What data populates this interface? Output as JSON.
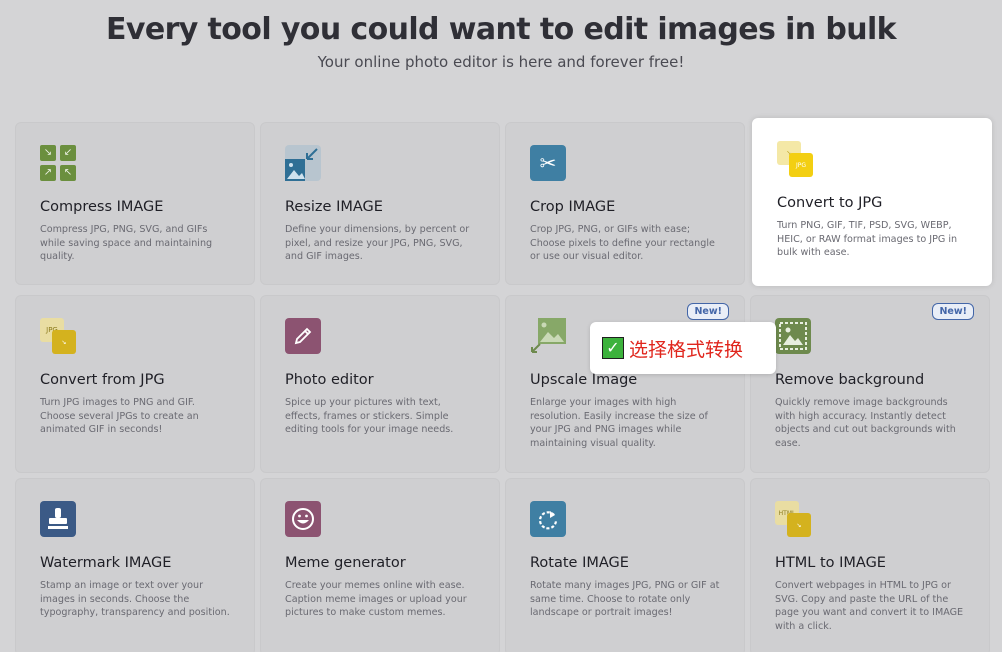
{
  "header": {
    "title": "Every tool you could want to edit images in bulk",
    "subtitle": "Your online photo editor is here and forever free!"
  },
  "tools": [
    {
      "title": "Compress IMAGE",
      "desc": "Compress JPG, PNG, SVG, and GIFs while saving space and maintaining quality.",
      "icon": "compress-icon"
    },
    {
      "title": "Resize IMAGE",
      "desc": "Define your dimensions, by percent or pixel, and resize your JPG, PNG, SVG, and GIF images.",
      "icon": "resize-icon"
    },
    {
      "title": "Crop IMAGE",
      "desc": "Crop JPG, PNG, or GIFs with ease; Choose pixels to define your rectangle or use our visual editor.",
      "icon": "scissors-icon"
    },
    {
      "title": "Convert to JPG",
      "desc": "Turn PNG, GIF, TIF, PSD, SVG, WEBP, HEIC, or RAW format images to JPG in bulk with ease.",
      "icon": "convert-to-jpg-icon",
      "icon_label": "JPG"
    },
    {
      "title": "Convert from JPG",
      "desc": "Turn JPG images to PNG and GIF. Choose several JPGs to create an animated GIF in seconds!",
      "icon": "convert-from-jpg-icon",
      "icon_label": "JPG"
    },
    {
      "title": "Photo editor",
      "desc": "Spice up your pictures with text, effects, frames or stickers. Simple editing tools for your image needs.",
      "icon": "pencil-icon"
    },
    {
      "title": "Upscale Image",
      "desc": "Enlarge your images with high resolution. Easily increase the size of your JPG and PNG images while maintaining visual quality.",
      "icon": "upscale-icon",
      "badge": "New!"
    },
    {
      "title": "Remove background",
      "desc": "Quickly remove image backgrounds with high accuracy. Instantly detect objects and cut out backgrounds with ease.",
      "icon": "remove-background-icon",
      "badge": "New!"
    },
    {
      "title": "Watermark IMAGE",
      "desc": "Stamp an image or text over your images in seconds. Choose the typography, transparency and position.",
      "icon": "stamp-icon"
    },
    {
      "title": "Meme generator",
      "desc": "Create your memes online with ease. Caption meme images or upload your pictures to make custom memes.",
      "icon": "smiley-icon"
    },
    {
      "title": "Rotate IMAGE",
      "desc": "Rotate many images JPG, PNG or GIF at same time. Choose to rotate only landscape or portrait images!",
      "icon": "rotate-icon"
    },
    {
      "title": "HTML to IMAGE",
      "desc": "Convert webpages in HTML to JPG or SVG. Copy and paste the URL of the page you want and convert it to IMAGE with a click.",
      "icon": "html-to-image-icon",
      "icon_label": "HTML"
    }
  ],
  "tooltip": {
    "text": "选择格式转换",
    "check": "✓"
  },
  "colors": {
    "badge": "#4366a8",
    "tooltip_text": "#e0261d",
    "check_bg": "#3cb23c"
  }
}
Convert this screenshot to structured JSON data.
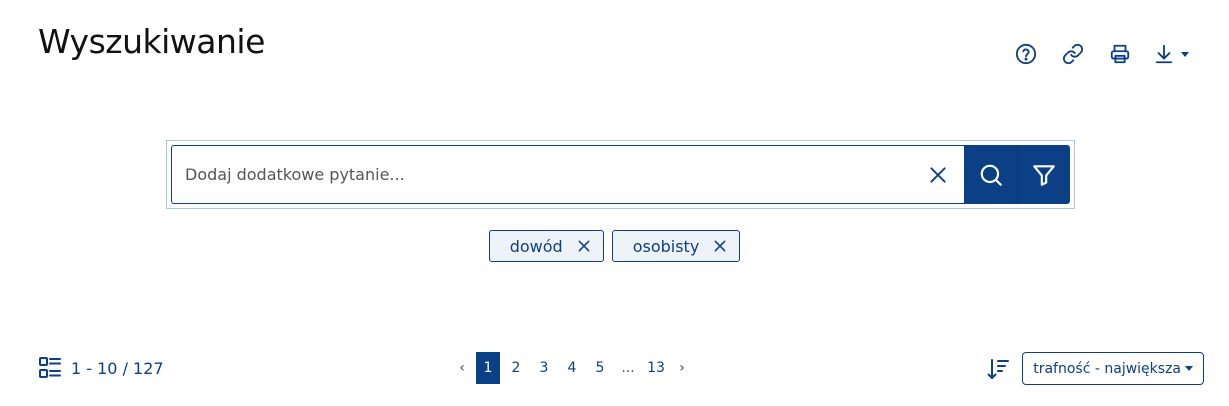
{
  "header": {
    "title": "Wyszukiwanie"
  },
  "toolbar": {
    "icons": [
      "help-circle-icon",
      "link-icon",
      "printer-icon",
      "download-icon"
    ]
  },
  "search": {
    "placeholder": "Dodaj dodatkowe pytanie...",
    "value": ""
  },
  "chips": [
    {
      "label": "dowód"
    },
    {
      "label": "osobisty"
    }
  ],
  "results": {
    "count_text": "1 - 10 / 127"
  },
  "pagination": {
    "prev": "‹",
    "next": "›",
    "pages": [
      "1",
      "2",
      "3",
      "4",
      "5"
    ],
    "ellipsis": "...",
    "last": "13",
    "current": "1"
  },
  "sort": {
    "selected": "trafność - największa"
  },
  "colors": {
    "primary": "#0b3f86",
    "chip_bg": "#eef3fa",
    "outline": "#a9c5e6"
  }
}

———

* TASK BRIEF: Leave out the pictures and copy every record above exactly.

* YOUR SOLUTION:
What data populates this interface? Output as JSON.
{
  "header": {
    "title": "Every tool you could want to edit images in bulk",
    "subtitle": "Your online photo editor is here and forever free!"
  },
  "tools": [
    {
      "title": "Compress IMAGE",
      "desc": "Compress JPG, PNG, SVG, and GIFs while saving space and maintaining quality.",
      "icon": "compress-icon"
    },
    {
      "title": "Resize IMAGE",
      "desc": "Define your dimensions, by percent or pixel, and resize your JPG, PNG, SVG, and GIF images.",
      "icon": "resize-icon"
    },
    {
      "title": "Crop IMAGE",
      "desc": "Crop JPG, PNG, or GIFs with ease; Choose pixels to define your rectangle or use our visual editor.",
      "icon": "scissors-icon"
    },
    {
      "title": "Convert to JPG",
      "desc": "Turn PNG, GIF, TIF, PSD, SVG, WEBP, HEIC, or RAW format images to JPG in bulk with ease.",
      "icon": "convert-to-jpg-icon",
      "icon_label": "JPG"
    },
    {
      "title": "Convert from JPG",
      "desc": "Turn JPG images to PNG and GIF. Choose several JPGs to create an animated GIF in seconds!",
      "icon": "convert-from-jpg-icon",
      "icon_label": "JPG"
    },
    {
      "title": "Photo editor",
      "desc": "Spice up your pictures with text, effects, frames or stickers. Simple editing tools for your image needs.",
      "icon": "pencil-icon"
    },
    {
      "title": "Upscale Image",
      "desc": "Enlarge your images with high resolution. Easily increase the size of your JPG and PNG images while maintaining visual quality.",
      "icon": "upscale-icon",
      "badge": "New!"
    },
    {
      "title": "Remove background",
      "desc": "Quickly remove image backgrounds with high accuracy. Instantly detect objects and cut out backgrounds with ease.",
      "icon": "remove-background-icon",
      "badge": "New!"
    },
    {
      "title": "Watermark IMAGE",
      "desc": "Stamp an image or text over your images in seconds. Choose the typography, transparency and position.",
      "icon": "stamp-icon"
    },
    {
      "title": "Meme generator",
      "desc": "Create your memes online with ease. Caption meme images or upload your pictures to make custom memes.",
      "icon": "smiley-icon"
    },
    {
      "title": "Rotate IMAGE",
      "desc": "Rotate many images JPG, PNG or GIF at same time. Choose to rotate only landscape or portrait images!",
      "icon": "rotate-icon"
    },
    {
      "title": "HTML to IMAGE",
      "desc": "Convert webpages in HTML to JPG or SVG. Copy and paste the URL of the page you want and convert it to IMAGE with a click.",
      "icon": "html-to-image-icon",
      "icon_label": "HTML"
    }
  ],
  "tooltip": {
    "text": "选择格式转换",
    "check": "✓"
  },
  "colors": {
    "badge": "#4366a8",
    "tooltip_text": "#e0261d",
    "check_bg": "#3cb23c"
  }
}
Convert this screenshot to structured JSON data.
{
  "header": {
    "title": "Wyszukiwanie"
  },
  "toolbar": {
    "icons": [
      "help-circle-icon",
      "link-icon",
      "printer-icon",
      "download-icon"
    ]
  },
  "search": {
    "placeholder": "Dodaj dodatkowe pytanie...",
    "value": ""
  },
  "chips": [
    {
      "label": "dowód"
    },
    {
      "label": "osobisty"
    }
  ],
  "results": {
    "count_text": "1 - 10 / 127"
  },
  "pagination": {
    "prev": "‹",
    "next": "›",
    "pages": [
      "1",
      "2",
      "3",
      "4",
      "5"
    ],
    "ellipsis": "...",
    "last": "13",
    "current": "1"
  },
  "sort": {
    "selected": "trafność - największa"
  },
  "colors": {
    "primary": "#0b3f86",
    "chip_bg": "#eef3fa",
    "outline": "#a9c5e6"
  }
}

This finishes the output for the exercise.